February 28, 2023

Antony Blinken met with foreign ministers from the five former Soviet republics of Central Asia, who, unlike Belarus, have not rallied behind Moscow over its war in Ukraine.

US Secretary of State Antony Blinken, left, shakes hands with Kazakhstan's President Kassym-Jomart Tokayev
US Secretary of State Antony Blinken, left, shakes hands with Kazakhstan's President Kassym-Jomart TokayevImage: Olivier Douliery/picture alliance / ASSOCIATED PRESS

US Secretary of State Antony Blinken on Tuesday was visiting Kazakhstan and Uzbekistan, and meeting his counterparts from all five former Soviet republics of Central Asia. 

The trip is Blinken's first in the region, where Russia and China play a key role.

What did Blinken say?

The top US diplomat announced a $25 million (€23 million) support package to help Central Asian nations diversify trade routes and create employment. 

In remarks with the foreign ministers from Kazakhstan, Kyrgyzstan, Tajikistan, Turkmenistan and Uzbekistan, Blinken said Washington backed their "sovereignty, independence and territorial integrity."

"Sometimes we just say those words and they actually have no meaning. And of course, in this particular time, they have even more resonance than usual," Blinken said, referring to Russia's invasion of Ukraine a year ago.

Blinken also met Kazakh President Kassym-Jomart Tokayev, who voiced "appreciation" for US support for Kazakhstan's sovereignty. 

"We have built very good and reliable long-term partnerships in so many strategically important areas" with the US, Tokayev said.

Tokayev has previously pushed back against territorial claims made by Russian President Vladimir Putin in Ukraine.

Kazakhstan, which shares with Russia the world's longest continuous land border, has the second-biggest ethnic Russian population among ex-Soviet republics after Ukraine.

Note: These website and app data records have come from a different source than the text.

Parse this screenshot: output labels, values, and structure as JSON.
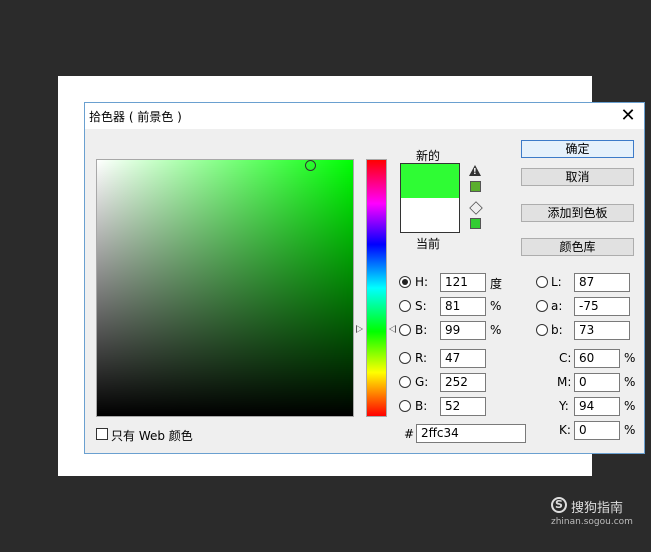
{
  "dialog": {
    "title": "拾色器 ( 前景色 )",
    "close_glyph": "✕"
  },
  "swatch": {
    "new_label": "新的",
    "current_label": "当前",
    "new_color": "#2ffc34",
    "current_color": "#ffffff",
    "warning_glyph": "!",
    "gamut_warning_color": "#5bae2e",
    "web_safe_color": "#33cc33"
  },
  "buttons": {
    "ok": "确定",
    "cancel": "取消",
    "add_to_swatches": "添加到色板",
    "color_libraries": "颜色库"
  },
  "hsb": {
    "h_label": "H:",
    "h_value": "121",
    "h_unit": "度",
    "s_label": "S:",
    "s_value": "81",
    "s_unit": "%",
    "b_label": "B:",
    "b_value": "99",
    "b_unit": "%"
  },
  "rgb": {
    "r_label": "R:",
    "r_value": "47",
    "g_label": "G:",
    "g_value": "252",
    "b_label": "B:",
    "b_value": "52"
  },
  "lab": {
    "l_label": "L:",
    "l_value": "87",
    "a_label": "a:",
    "a_value": "-75",
    "b_label": "b:",
    "b_value": "73"
  },
  "cmyk": {
    "c_label": "C:",
    "c_value": "60",
    "c_unit": "%",
    "m_label": "M:",
    "m_value": "0",
    "m_unit": "%",
    "y_label": "Y:",
    "y_value": "94",
    "y_unit": "%",
    "k_label": "K:",
    "k_value": "0",
    "k_unit": "%"
  },
  "hex": {
    "label": "#",
    "value": "2ffc34"
  },
  "web_only": {
    "label": "只有 Web 颜色",
    "checked": false
  },
  "field_color": {
    "hue": "#00ff04"
  },
  "watermark": {
    "logo_glyph": "S",
    "text": "搜狗指南",
    "url": "zhinan.sogou.com"
  }
}
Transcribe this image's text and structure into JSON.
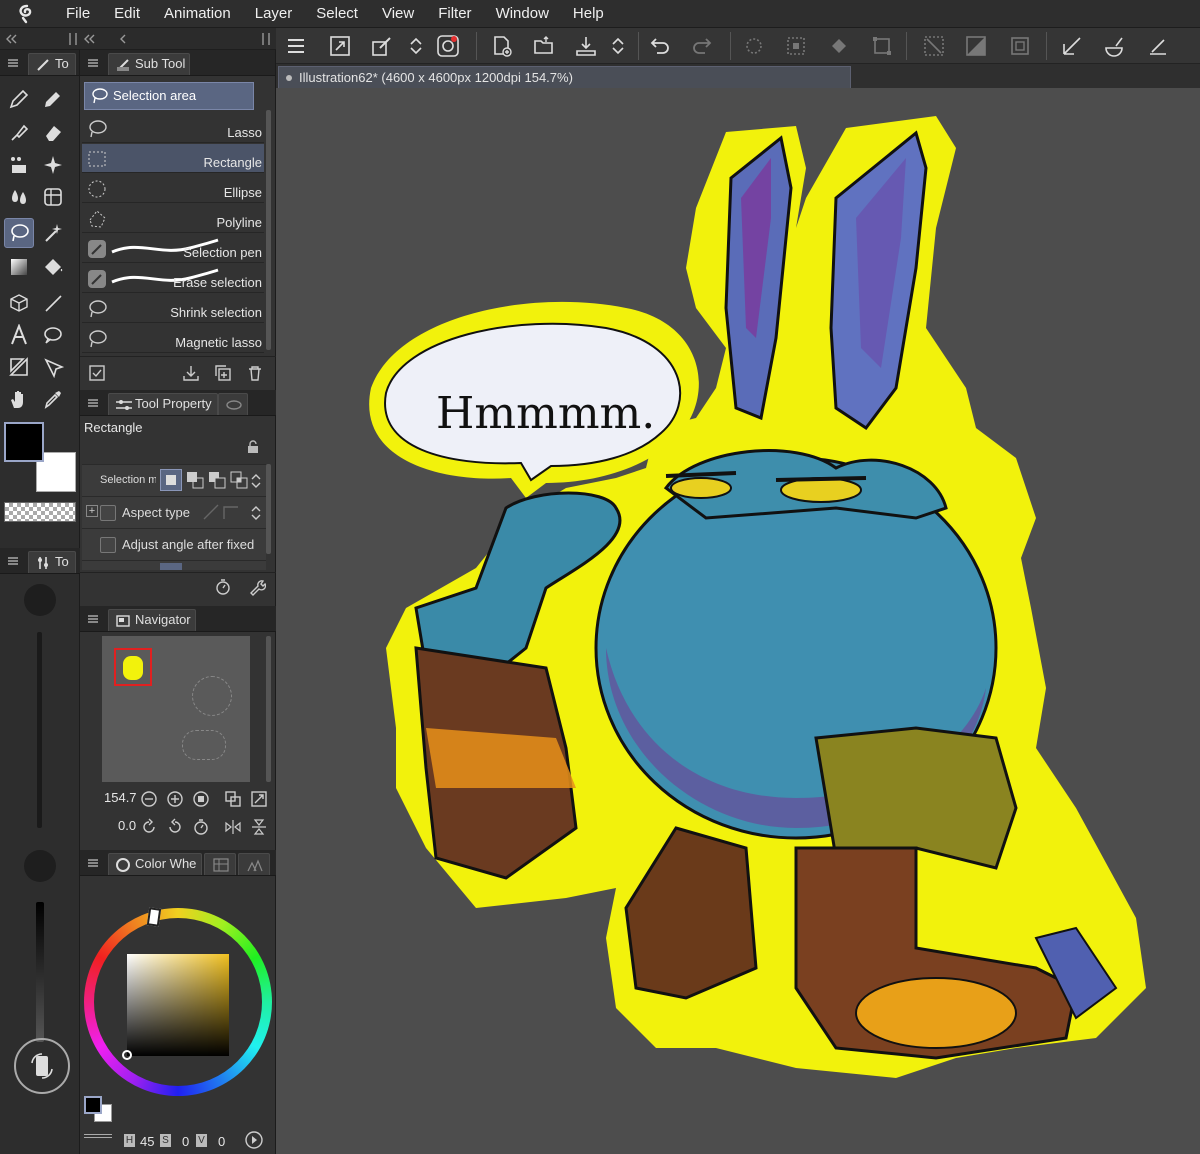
{
  "menu": [
    "File",
    "Edit",
    "Animation",
    "Layer",
    "Select",
    "View",
    "Filter",
    "Window",
    "Help"
  ],
  "tool_panel": {
    "tab_label": "To",
    "tab2_label": "To"
  },
  "sub_tool": {
    "panel_label": "Sub Tool",
    "group_label": "Selection area",
    "items": [
      {
        "label": "Lasso",
        "icon": "lasso-icon"
      },
      {
        "label": "Rectangle",
        "icon": "rectangle-select-icon"
      },
      {
        "label": "Ellipse",
        "icon": "ellipse-select-icon"
      },
      {
        "label": "Polyline",
        "icon": "polyline-select-icon"
      },
      {
        "label": "Selection pen",
        "icon": "selection-pen-icon"
      },
      {
        "label": "Erase selection",
        "icon": "erase-selection-icon"
      },
      {
        "label": "Shrink selection",
        "icon": "shrink-selection-icon"
      },
      {
        "label": "Magnetic lasso",
        "icon": "magnetic-lasso-icon"
      }
    ],
    "selected": "Rectangle"
  },
  "tool_property": {
    "panel_label": "Tool Property",
    "tool_name": "Rectangle",
    "selection_mode_label": "Selection mc",
    "aspect_type_label": "Aspect type",
    "adjust_angle_label": "Adjust angle after fixed"
  },
  "navigator": {
    "panel_label": "Navigator",
    "zoom": "154.7",
    "rotation": "0.0"
  },
  "color": {
    "panel_label": "Color Whe",
    "h_label": "H",
    "h_value": "45",
    "s_label": "S",
    "s_value": "0",
    "v_label": "V",
    "v_value": "0",
    "main_color": "#000000",
    "sub_color": "#ffffff"
  },
  "document": {
    "tab_title": "Illustration62* (4600 x 4600px 1200dpi 154.7%)"
  },
  "artwork": {
    "speech_text": "Hmmmm."
  },
  "colors": {
    "accent": "#5a6682",
    "outline": "#f2f20c",
    "canvas_bg": "#4d4d4d"
  }
}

With Moscow claiming that it attacked Ukraine to "liberate" ethnic Russians, some Kazakhs fear for their country's security. 

Russian influence 

Blinken's visit comes just days after the one-year anniversary of Moscow's war in Ukraine, which has tested Russian influence in a region that also includes Kyrgyzstan, Tajikistan and Turkmenistan. 

The longstanding security and economic ties between Central Asian nations and Russia have come under increasing scrutiny since the war started last year.

Moscow has looked to the markets and trade routes of its Central Asian neighbors in a bid to circumvent Western sanctions. The US has also granted some exemptions to the region as part of its sanctions regime, meaning it does not deem countries there to be violating the sanctions in continuing certain trade activities, such as Kazakhstan's Caspian Pipeline that carries Kazakh oil to the West through Russia.

Blinken has also said that Washington will not hesitate to target Chinese companies and individuals with sanctions if Beijing violates US sanctions on Russia over the Ukraine war. If China provides lethal aid to Moscow for the conflict, it will be a serious problem for Beijing in its relationship with countries around the world, Blinken told reporters.

US President Joe Biden's administration has stepped up engagement with Central Asia in an apparent bid to demonstrate the benefits of cooperation with Washington as the region faces economic fallout from the conflict.

Unlike Moscow's ally Belarus, Central Asian nations have not rallied behind Russia over the war, typically abstaining in UN votes condemning Russian activities. 

fb/msh (AFP, Reuters)